Director Matthew Vaughn’s pulse pounding superhero flick Kick Ass is a wild ride – the kind of fiercely edgy and innovative genre pic destined to make comic book geeks froth from the mouth. It is also tirelessly postmodern, regularly drawing attention to the manner with which these sorts of stories are constructed.
The movie exists in a weird oxymoronic hyper reality where real superheroes exist but they don’t; where violence is flippant and comic but savage and brutal; where the rules of the genre are broken and adhered to at the same time.
Vaughn conjures a berserk blend of fantastic caped crusader ethos with grim meat hook reality. This fickle mixture, which jolts the viewer back and forward like a crude old school theme park ride, is something audiences never quite come to terms with.
The opening scene depicts a man dressed in spectacular red superhero garb on the edge of a skyscraper roof; he is presumably about to fly away to rescue a falling baby or a damsel in distress. He jumps, a crowd of onlookers cheering him on from below, then plummets unceremoniously to his death. It’s a good indication early on of Kick Ass’s black sense of humour.
The protagonist is a dweeby and unpopular high school student named Dave, who wonders why in a world full of superhero stories nobody seems to give the crime fighting shtick a red hot go.
Declaring he will walk the walk, Dave orders a ridiculous costume (actually, a wetsuit) and one fateful arv approaches two punks who are breaking into a car. Instead of saving the day our wannabe hero leaves the scene stabbed in the belly, and, while stumbling away, gets bowled over by a car. Doctors at the hospital fit his body with metal plates, which makes Dave more resilient to body blows and thus installs in him his first and only sort-of superpower.
After becoming a Youtube star Dave gets in over his head and a couple of real superheroes come to the rescue. They’re real in the sense they have actual talent – i.e. ridiculously precise aiming and reflexes – rather than superhuman abilities. The film is fully aware that the suit worn by Nicolas Cage’s character, a former disgraced cop intent on bringing down the local Mafioso, looks an awful lot like Batman’s. His 11-year-old daughter is his sidekick.
Kick Ass is a thrilling cocktail, racy and in your face. It’s thrilling partly because the action scenes are outstandingly directed, fused with rush of adrenaline that comes on like gangbusters, a hit of filmic amphetamine right into the bloodstream. Also because of its non PC elements – particularly depictions of a filthy-tongued pre-teen girl in gory SFX scenes – and it’s unreliable grasp of reality, which sends the characters off with beatings and bruises in some occasions and in body bags on others.

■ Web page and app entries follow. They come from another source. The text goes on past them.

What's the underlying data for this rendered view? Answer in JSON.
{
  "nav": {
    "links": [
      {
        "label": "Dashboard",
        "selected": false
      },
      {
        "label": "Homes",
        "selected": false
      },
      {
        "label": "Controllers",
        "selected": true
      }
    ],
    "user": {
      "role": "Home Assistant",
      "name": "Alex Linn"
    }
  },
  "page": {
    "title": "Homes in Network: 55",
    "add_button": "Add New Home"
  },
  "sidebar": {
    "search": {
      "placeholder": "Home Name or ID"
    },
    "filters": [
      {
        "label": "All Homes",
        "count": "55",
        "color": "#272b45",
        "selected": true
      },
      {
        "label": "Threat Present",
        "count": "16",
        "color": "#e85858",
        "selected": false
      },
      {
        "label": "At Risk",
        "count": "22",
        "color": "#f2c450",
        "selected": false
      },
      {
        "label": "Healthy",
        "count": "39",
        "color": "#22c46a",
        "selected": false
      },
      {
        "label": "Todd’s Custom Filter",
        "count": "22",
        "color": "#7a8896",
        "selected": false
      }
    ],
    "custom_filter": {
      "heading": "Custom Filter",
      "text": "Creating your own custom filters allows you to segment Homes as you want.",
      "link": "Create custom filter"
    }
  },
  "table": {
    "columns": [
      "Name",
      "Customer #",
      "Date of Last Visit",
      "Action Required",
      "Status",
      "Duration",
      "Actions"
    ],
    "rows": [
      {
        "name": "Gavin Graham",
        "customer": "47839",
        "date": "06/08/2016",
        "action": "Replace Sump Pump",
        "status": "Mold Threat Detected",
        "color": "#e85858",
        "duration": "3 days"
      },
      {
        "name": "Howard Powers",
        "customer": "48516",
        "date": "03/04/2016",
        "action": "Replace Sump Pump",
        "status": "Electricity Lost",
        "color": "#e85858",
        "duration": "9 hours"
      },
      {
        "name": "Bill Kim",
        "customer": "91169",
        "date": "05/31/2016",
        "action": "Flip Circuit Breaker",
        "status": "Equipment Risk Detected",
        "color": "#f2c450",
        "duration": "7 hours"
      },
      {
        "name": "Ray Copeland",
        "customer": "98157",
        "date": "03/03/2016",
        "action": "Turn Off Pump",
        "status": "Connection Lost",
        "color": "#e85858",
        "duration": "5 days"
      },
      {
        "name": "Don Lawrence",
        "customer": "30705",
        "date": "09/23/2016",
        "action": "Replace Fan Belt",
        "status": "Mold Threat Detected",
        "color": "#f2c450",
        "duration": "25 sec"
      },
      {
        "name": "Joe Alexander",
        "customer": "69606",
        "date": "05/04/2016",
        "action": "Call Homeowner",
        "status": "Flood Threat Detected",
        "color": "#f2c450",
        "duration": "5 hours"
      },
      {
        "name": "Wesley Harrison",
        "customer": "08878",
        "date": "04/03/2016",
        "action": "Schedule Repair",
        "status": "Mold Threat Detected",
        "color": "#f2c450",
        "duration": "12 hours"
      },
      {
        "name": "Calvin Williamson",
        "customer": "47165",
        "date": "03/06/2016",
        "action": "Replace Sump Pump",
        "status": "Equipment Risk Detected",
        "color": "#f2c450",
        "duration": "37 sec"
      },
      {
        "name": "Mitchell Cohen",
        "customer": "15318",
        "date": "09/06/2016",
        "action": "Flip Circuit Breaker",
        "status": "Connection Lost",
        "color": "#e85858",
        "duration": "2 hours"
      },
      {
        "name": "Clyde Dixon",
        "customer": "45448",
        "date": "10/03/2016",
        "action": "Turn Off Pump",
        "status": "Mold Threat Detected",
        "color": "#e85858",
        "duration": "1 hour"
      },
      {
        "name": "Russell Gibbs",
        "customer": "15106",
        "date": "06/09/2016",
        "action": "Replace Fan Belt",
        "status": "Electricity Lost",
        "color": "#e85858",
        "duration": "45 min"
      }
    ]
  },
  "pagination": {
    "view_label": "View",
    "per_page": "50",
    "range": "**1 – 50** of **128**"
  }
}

Bold, searing use of music makes some scenes Leone-esque and by turn Tarantino-esque. You get the sense QT would have loved this movie, particularly its full throttle blend of action, exploitation and postmodernism. I know I did.
Kick Ass’s Australian theatrical release date: April 8, 2010